Spurred by record production and export levels, ELPE, Hellenic Petroleum, has reported its strongest ever group operating profit in the fourth quarter of 2014.
According to a company announcement, the group’s EBITDA figure for 2014 reached 417 million euro, up considerably from 178 million euro posted in 2013.
All the corporate group’s divisions registered improved financial performaces, while some produced record contributions.

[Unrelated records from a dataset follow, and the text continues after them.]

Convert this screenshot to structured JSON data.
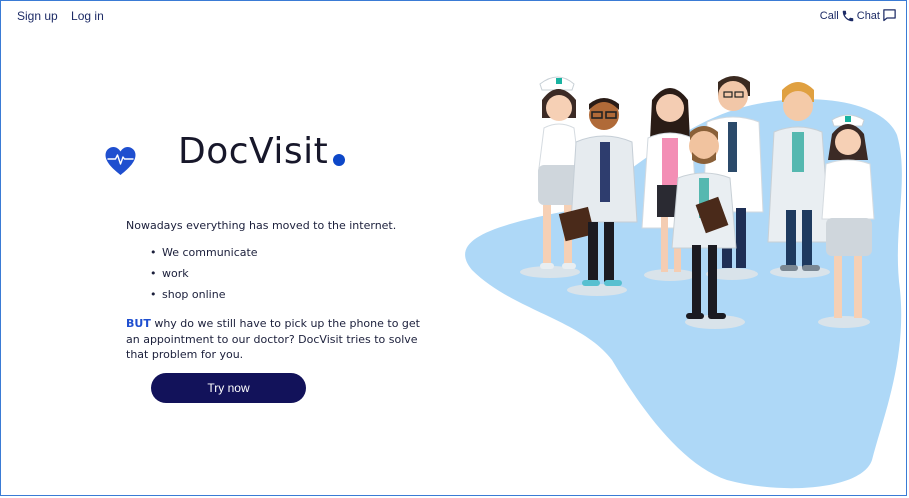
{
  "nav": {
    "signup": "Sign up",
    "login": "Log in",
    "call": "Call",
    "chat": "Chat",
    "icons": [
      "phone-icon",
      "chat-bubble-icon"
    ]
  },
  "brand": {
    "name": "DocVisit",
    "icon": "heart-pulse-icon",
    "accent": "#0d47c8"
  },
  "content": {
    "intro": "Nowadays everything has moved to the internet.",
    "bullets": [
      "We communicate",
      "work",
      "shop online"
    ],
    "but": "BUT",
    "paragraph": " why do we still have to pick up the phone to get an appointment to our doctor? DocVisit tries to solve that problem for you."
  },
  "cta": {
    "label": "Try now",
    "color": "#12125a"
  },
  "illustration": {
    "name": "medical-team-illustration",
    "blob_color": "#aed8f7"
  }
}
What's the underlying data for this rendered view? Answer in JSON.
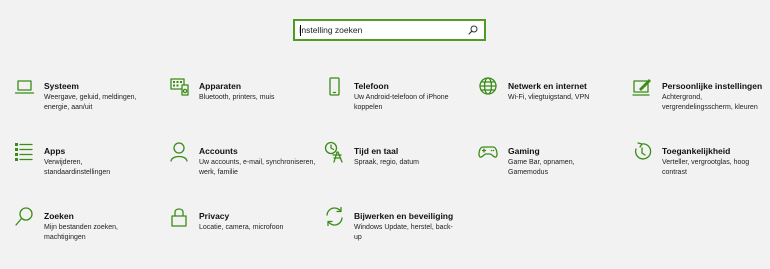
{
  "search": {
    "placeholder": "Instelling zoeken",
    "icon": "search-icon"
  },
  "colors": {
    "accent": "#3a8c17",
    "search_border": "#4f9b23",
    "background": "#f2f2f2"
  },
  "tiles": [
    {
      "icon": "laptop-icon",
      "title": "Systeem",
      "desc": "Weergave, geluid, meldingen, energie, aan/uit"
    },
    {
      "icon": "keyboard-icon",
      "title": "Apparaten",
      "desc": "Bluetooth, printers, muis"
    },
    {
      "icon": "phone-icon",
      "title": "Telefoon",
      "desc": "Uw Android-telefoon of iPhone koppelen"
    },
    {
      "icon": "globe-icon",
      "title": "Netwerk en internet",
      "desc": "Wi-Fi, vliegtuigstand, VPN"
    },
    {
      "icon": "paint-icon",
      "title": "Persoonlijke instellingen",
      "desc": "Achtergrond, vergrendelingsscherm, kleuren"
    },
    {
      "icon": "apps-list-icon",
      "title": "Apps",
      "desc": "Verwijderen, standaardinstellingen"
    },
    {
      "icon": "person-icon",
      "title": "Accounts",
      "desc": "Uw accounts, e-mail, synchroniseren, werk, familie"
    },
    {
      "icon": "time-language-icon",
      "title": "Tijd en taal",
      "desc": "Spraak, regio, datum"
    },
    {
      "icon": "gamepad-icon",
      "title": "Gaming",
      "desc": "Game Bar, opnamen, Gamemodus"
    },
    {
      "icon": "ease-of-access-icon",
      "title": "Toegankelijkheid",
      "desc": "Verteller, vergrootglas, hoog contrast"
    },
    {
      "icon": "search-icon",
      "title": "Zoeken",
      "desc": "Mijn bestanden zoeken, machtigingen"
    },
    {
      "icon": "lock-icon",
      "title": "Privacy",
      "desc": "Locatie, camera, microfoon"
    },
    {
      "icon": "sync-icon",
      "title": "Bijwerken en beveiliging",
      "desc": "Windows Update, herstel, back-up"
    }
  ]
}
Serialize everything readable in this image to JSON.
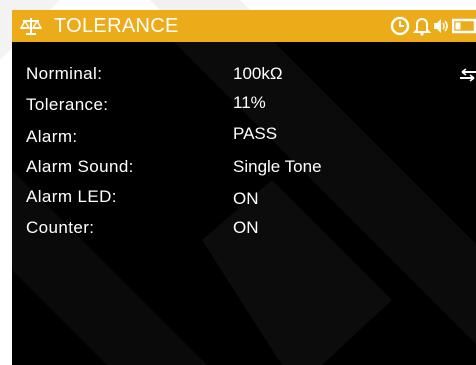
{
  "screen": {
    "title": "TOLERANCE",
    "title_icon": "scale-balance-icon",
    "status_icons": [
      "clock-icon",
      "bell-icon",
      "speaker-icon",
      "battery-icon"
    ],
    "colors": {
      "title_bar": "#ecab18",
      "background": "#000000",
      "text": "#ffffff"
    }
  },
  "settings": [
    {
      "label": "Norminal:",
      "value": "100kΩ"
    },
    {
      "label": "Tolerance:",
      "value": "11%"
    },
    {
      "label": "Alarm:",
      "value": "PASS"
    },
    {
      "label": "Alarm Sound:",
      "value": "Single Tone"
    },
    {
      "label": "Alarm LED:",
      "value": "ON"
    },
    {
      "label": "Counter:",
      "value": "ON"
    }
  ],
  "side_icon": "swap-arrows-icon"
}
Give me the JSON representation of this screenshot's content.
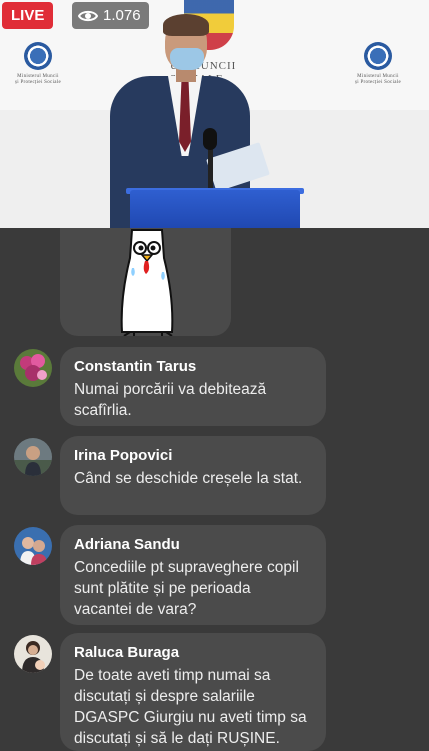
{
  "stream": {
    "live_label": "LIVE",
    "viewer_count": "1.076"
  },
  "backdrop": {
    "logo_left": "Ministerul Muncii\nși Protecției Sociale",
    "logo_right": "Ministerul Muncii\nși Protecției Sociale",
    "center_text": "UL MUNCII\nSOCIALE"
  },
  "comments": [
    {
      "name": "Constantin Tarus",
      "message": "Numai porcării va debitează scafîrlia."
    },
    {
      "name": "Irina Popovici",
      "message": "Când se deschide creșele la stat."
    },
    {
      "name": "Adriana Sandu",
      "message": "Concediile pt supraveghere copil sunt plătite și pe perioada vacantei de vara?"
    },
    {
      "name": "Raluca Buraga",
      "message": "De toate aveti timp numai sa discutați și despre salariile DGASPC Giurgiu nu aveti timp sa discutați și să le dați RUȘINE."
    }
  ]
}
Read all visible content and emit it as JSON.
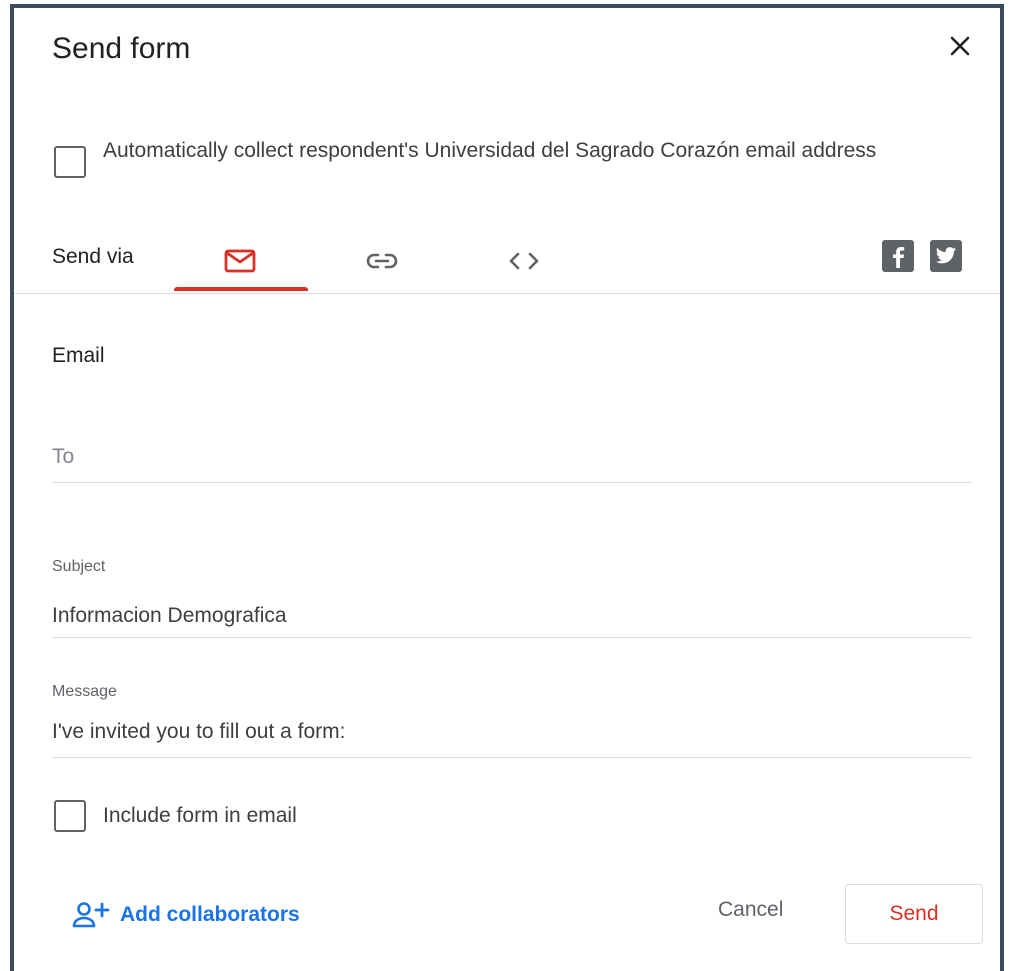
{
  "dialog": {
    "title": "Send form",
    "close_icon": "close-icon"
  },
  "collect_email": {
    "label": "Automatically collect respondent's Universidad del Sagrado Corazón email address",
    "checked": false
  },
  "send_via": {
    "label": "Send via",
    "tabs": [
      {
        "name": "email",
        "icon": "mail-icon",
        "active": true
      },
      {
        "name": "link",
        "icon": "link-icon",
        "active": false
      },
      {
        "name": "embed",
        "icon": "code-icon",
        "active": false
      }
    ],
    "social": [
      {
        "name": "facebook",
        "icon": "facebook-icon"
      },
      {
        "name": "twitter",
        "icon": "twitter-icon"
      }
    ]
  },
  "email": {
    "section_title": "Email",
    "to": {
      "placeholder": "To",
      "value": ""
    },
    "subject": {
      "label": "Subject",
      "value": "Informacion Demografica"
    },
    "message": {
      "label": "Message",
      "value": "I've invited you to fill out a form:"
    },
    "include_form": {
      "label": "Include form in email",
      "checked": false
    }
  },
  "footer": {
    "add_collaborators": "Add collaborators",
    "cancel": "Cancel",
    "send": "Send"
  },
  "colors": {
    "accent_red": "#d93025",
    "link_blue": "#1a73e8",
    "icon_gray": "#5f6368",
    "dialog_border": "#3c4a5c"
  }
}
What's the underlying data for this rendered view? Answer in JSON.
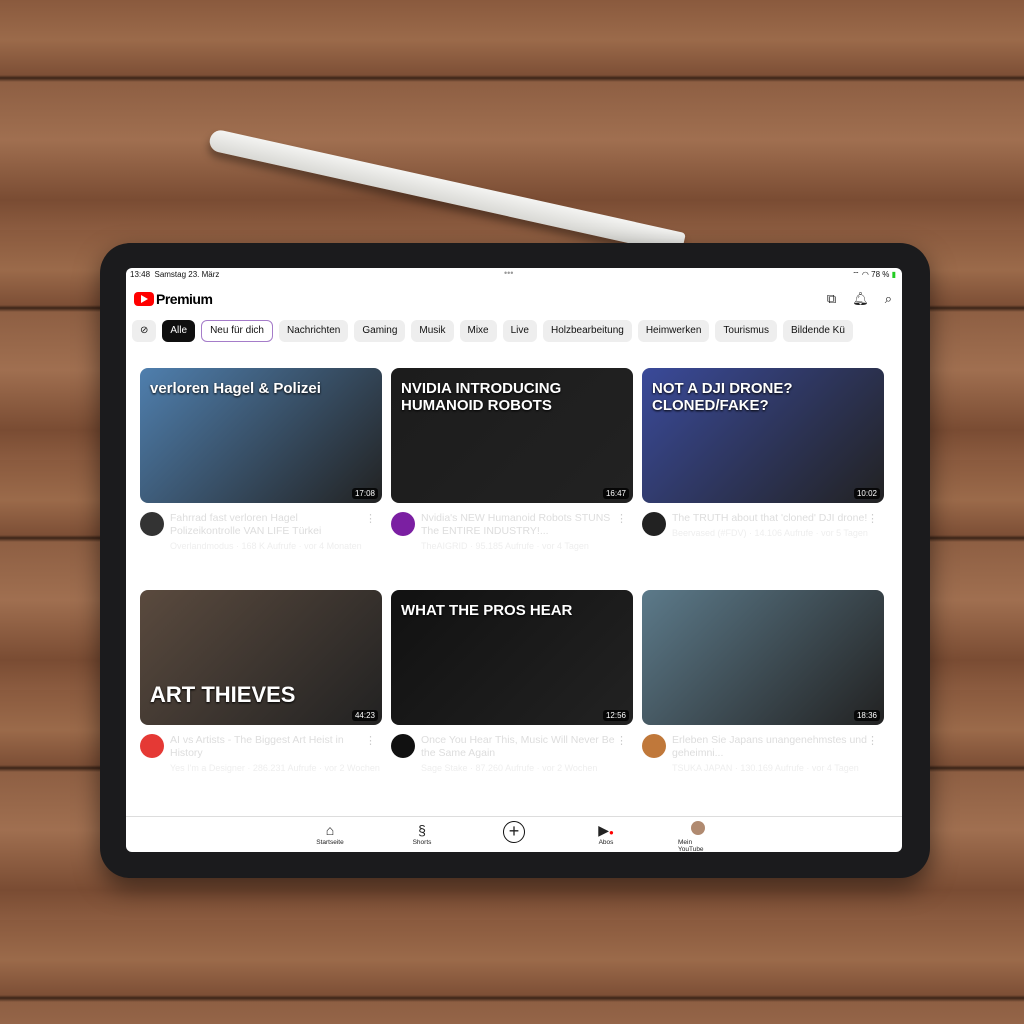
{
  "status": {
    "time": "13:48",
    "date": "Samstag 23. März",
    "battery": "78 %"
  },
  "header": {
    "brand": "Premium",
    "icons": [
      "cast-icon",
      "bell-icon",
      "search-icon"
    ]
  },
  "chips": [
    "Alle",
    "Neu für dich",
    "Nachrichten",
    "Gaming",
    "Musik",
    "Mixe",
    "Live",
    "Holzbearbeitung",
    "Heimwerken",
    "Tourismus",
    "Bildende Kü"
  ],
  "videos": [
    {
      "title": "Fahrrad fast verloren Hagel Polizeikontrolle VAN LIFE Türkei",
      "meta": "Overlandmodus · 168 K Aufrufe · vor 4 Monaten",
      "duration": "17:08",
      "thumb_text": "verloren Hagel & Polizei",
      "bg": "#4f7fae",
      "avatar": "#333"
    },
    {
      "title": "Nvidia's NEW Humanoid Robots STUNS The ENTIRE INDUSTRY!...",
      "meta": "TheAIGRID · 95.185 Aufrufe · vor 4 Tagen",
      "duration": "16:47",
      "thumb_text": "NVIDIA INTRODUCING HUMANOID ROBOTS",
      "bg": "#1c1c1c",
      "avatar": "#7b1fa2"
    },
    {
      "title": "The TRUTH about that 'cloned' DJI drone!",
      "meta": "Beervased (#FDV) · 14.106 Aufrufe · vor 5 Tagen",
      "duration": "10:02",
      "thumb_text": "NOT A DJI DRONE? CLONED/FAKE?",
      "bg": "#3a4a9a",
      "avatar": "#222"
    },
    {
      "title": "AI vs Artists - The Biggest Art Heist in History",
      "meta": "Yes I'm a Designer · 286.231 Aufrufe · vor 2 Wochen",
      "duration": "44:23",
      "thumb_text": "ART THIEVES",
      "bg": "#5a4a3e",
      "avatar": "#e53935"
    },
    {
      "title": "Once You Hear This, Music Will Never Be the Same Again",
      "meta": "Sage Stake · 87.260 Aufrufe · vor 2 Wochen",
      "duration": "12:56",
      "thumb_text": "WHAT THE PROS HEAR",
      "bg": "#111",
      "avatar": "#111"
    },
    {
      "title": "Erleben Sie Japans unangenehmstes und geheimni...",
      "meta": "TSUKA JAPAN · 130.169 Aufrufe · vor 4 Tagen",
      "duration": "18:36",
      "thumb_text": "",
      "bg": "#5c7a8a",
      "avatar": "#c0783a"
    }
  ],
  "bottom_nav": [
    {
      "label": "Startseite",
      "icon": "home-icon"
    },
    {
      "label": "Shorts",
      "icon": "shorts-icon"
    },
    {
      "label": "",
      "icon": "create-plus-icon"
    },
    {
      "label": "Abos",
      "icon": "subscriptions-icon"
    },
    {
      "label": "Mein YouTube",
      "icon": "avatar-icon"
    }
  ],
  "colors": {
    "brand": "#ff0000",
    "chip_active": "#0f0f0f"
  }
}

The group’s refining division benefited from the favorable international market conditions in the refining sector during the second half of 2014, as well as from more efficient performance levels at the group’s refineries following upgrades at its refining facilities in Elefsina, west of Athens, in early 2014. More discliplined cost control and an increase in exports, which rose to constitute 50 percent of total turnover, also contributed to the performance.
The group’s trading division also increased its performance. Restructuring efforts over the past two years led to a four-year high in operating profit, while the company’s subsidiary firms abroad registered their best ever performances, despite unfavorable local conditions. The petrochemicals division also rose to achieve record profitability.
The company also reported favorable cashflow for the group. Increased profitability, combined with maturing investments, led to a debt reduction. ELPE also issued three-year bonds, totaling 200 million euros, at the beginning of this year.
Earlier this month, ELPE submitted offers for exploration and exploitation of two onshore blocks in Arta-Preveza and northwest Peloponnese as part of a tender organized by the Production Reconstruction, Environment and Energy Ministry. Results have yet to be determined. Furthermore, the company has also begun exploration work at an offshore block in the Gulf of Patras, as part of a consortium including Italy’s Edison and Irish company Petroceltic.
Fuel demand in Greece registered a 1.5 percent year-on-year increase in 2014, reaching 6.7 million tons, according to official data, the first rise reported since 2009. Diesel consumption increased to offset a drop in demand for petrol. Sixty percent of new vehicle registrations concerned diesel-powered models. Reduced fuel prices, as well as a lower special consumption tax (EFK), led to a five percent increase in the demand for heating fuel.